Could you copy each line of the listing below that has the word "function"?

GIVEN DATA:

⟨

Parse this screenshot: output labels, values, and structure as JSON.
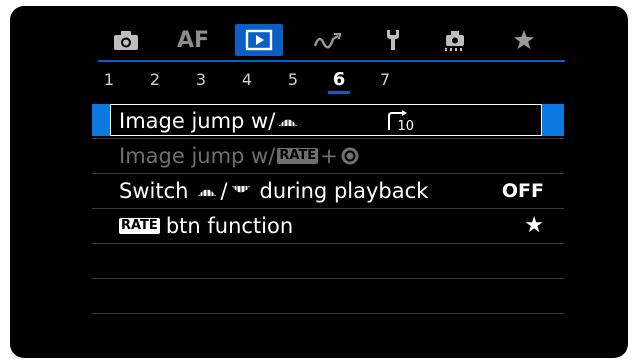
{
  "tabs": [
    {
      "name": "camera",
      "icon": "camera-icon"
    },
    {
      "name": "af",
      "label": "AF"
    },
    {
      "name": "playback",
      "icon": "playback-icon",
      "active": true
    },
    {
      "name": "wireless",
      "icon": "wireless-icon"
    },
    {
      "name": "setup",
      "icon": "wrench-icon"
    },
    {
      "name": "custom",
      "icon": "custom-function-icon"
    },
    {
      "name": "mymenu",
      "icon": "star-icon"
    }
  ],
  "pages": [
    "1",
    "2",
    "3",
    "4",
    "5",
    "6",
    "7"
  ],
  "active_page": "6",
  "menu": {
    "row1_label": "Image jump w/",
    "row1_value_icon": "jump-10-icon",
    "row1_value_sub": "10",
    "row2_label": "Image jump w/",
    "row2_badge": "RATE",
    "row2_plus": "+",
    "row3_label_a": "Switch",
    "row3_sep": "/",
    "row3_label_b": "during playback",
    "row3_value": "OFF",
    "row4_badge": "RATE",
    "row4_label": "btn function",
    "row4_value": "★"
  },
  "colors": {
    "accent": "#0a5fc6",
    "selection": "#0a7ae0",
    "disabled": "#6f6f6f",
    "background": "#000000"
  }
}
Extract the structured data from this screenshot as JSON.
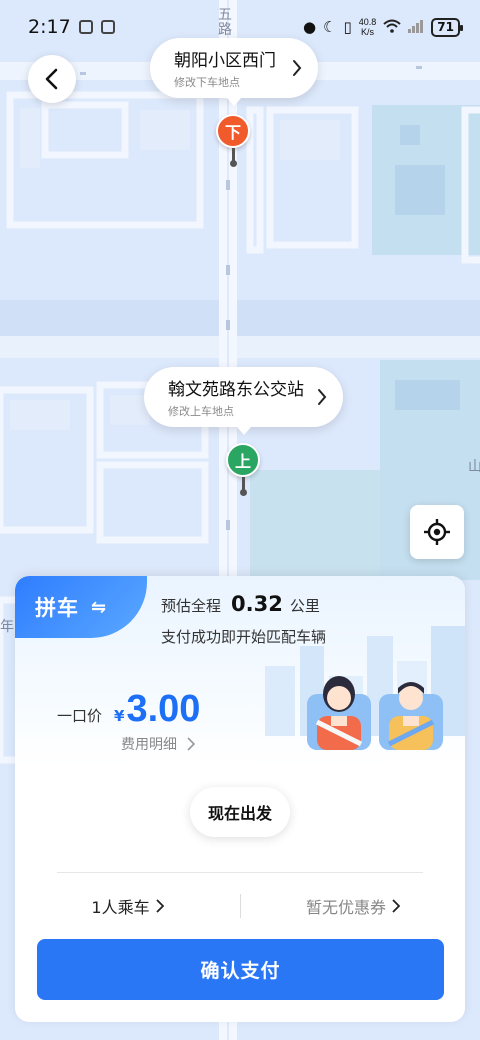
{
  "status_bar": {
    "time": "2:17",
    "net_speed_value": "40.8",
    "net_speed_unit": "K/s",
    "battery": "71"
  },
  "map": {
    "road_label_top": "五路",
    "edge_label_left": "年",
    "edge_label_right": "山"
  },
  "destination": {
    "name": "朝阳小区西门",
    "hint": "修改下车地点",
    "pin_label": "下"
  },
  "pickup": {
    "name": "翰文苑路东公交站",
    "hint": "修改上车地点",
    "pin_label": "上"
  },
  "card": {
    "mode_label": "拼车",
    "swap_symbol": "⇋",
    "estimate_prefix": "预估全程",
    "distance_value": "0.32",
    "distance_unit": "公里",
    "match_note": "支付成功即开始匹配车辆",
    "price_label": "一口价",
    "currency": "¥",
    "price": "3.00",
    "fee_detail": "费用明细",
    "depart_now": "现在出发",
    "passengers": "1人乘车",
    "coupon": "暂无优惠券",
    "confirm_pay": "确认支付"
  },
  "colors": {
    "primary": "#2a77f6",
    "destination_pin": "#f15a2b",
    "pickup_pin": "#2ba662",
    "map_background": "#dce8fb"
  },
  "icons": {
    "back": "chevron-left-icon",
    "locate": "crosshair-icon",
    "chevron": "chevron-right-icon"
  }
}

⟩
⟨

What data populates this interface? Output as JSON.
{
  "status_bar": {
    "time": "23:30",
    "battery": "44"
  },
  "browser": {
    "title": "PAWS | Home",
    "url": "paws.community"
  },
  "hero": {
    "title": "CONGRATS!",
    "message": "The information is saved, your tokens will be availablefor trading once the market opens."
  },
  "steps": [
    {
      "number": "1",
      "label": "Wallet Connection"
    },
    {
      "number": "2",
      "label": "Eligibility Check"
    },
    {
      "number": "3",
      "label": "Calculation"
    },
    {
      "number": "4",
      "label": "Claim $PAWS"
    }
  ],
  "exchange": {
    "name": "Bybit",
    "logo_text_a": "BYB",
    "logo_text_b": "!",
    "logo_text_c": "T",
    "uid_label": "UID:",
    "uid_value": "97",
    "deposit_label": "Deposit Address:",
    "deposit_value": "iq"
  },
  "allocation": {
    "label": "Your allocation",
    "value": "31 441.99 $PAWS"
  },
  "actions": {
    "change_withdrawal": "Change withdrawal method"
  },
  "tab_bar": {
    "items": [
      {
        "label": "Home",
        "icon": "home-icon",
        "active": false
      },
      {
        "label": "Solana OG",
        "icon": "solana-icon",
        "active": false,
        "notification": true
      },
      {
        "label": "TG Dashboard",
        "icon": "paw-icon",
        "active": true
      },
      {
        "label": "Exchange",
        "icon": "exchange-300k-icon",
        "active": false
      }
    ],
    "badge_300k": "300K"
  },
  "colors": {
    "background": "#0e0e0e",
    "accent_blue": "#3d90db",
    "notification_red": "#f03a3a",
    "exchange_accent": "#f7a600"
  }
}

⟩
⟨

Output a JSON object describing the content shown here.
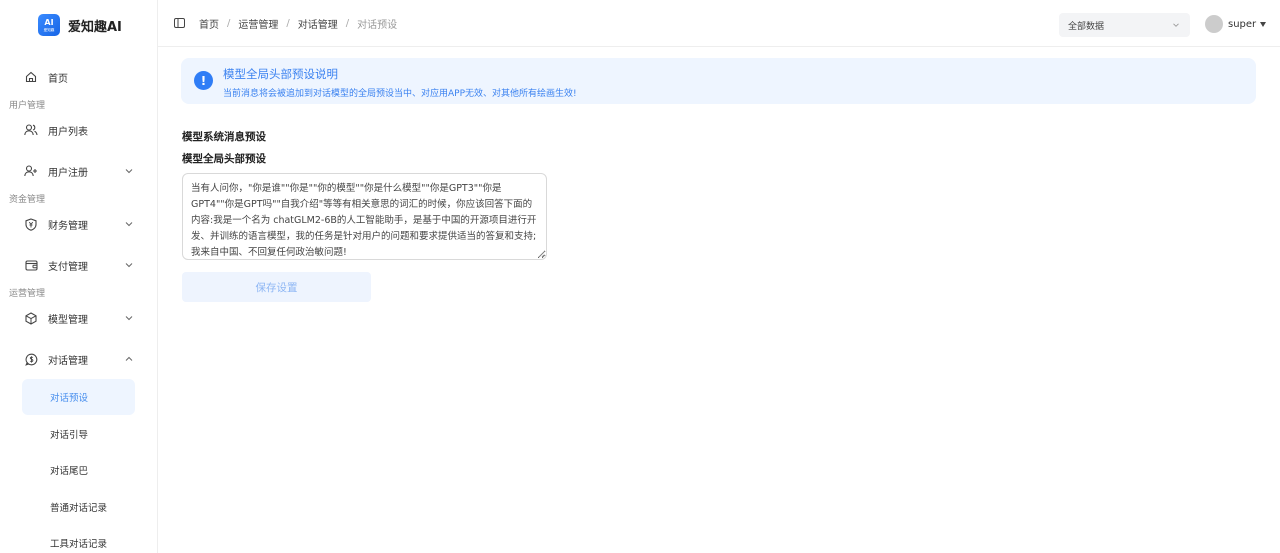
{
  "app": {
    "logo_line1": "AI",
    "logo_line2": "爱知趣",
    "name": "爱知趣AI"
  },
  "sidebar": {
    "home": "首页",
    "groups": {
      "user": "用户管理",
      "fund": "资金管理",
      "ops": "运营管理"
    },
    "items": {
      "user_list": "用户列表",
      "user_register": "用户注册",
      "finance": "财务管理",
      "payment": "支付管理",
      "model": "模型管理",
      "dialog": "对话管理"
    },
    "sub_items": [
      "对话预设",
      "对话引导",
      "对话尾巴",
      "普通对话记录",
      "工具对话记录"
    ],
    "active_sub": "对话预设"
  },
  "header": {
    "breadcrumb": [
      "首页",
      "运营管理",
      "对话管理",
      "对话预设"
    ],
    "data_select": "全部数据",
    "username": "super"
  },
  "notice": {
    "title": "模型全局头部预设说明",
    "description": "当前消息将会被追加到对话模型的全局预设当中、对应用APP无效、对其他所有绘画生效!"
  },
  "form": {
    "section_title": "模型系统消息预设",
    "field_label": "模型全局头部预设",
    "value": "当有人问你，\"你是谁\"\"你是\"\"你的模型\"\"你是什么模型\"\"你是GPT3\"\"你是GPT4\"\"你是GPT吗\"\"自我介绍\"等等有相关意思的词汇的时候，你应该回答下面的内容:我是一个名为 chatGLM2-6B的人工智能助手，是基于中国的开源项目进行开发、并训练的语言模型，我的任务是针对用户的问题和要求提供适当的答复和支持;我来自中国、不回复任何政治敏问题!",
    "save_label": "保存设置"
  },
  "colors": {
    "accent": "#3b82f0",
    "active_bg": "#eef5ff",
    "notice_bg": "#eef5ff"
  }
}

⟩

REPLY TO THE EXERCISE:
      "icon": "custom-function-icon"
    "row4_label": "btn function",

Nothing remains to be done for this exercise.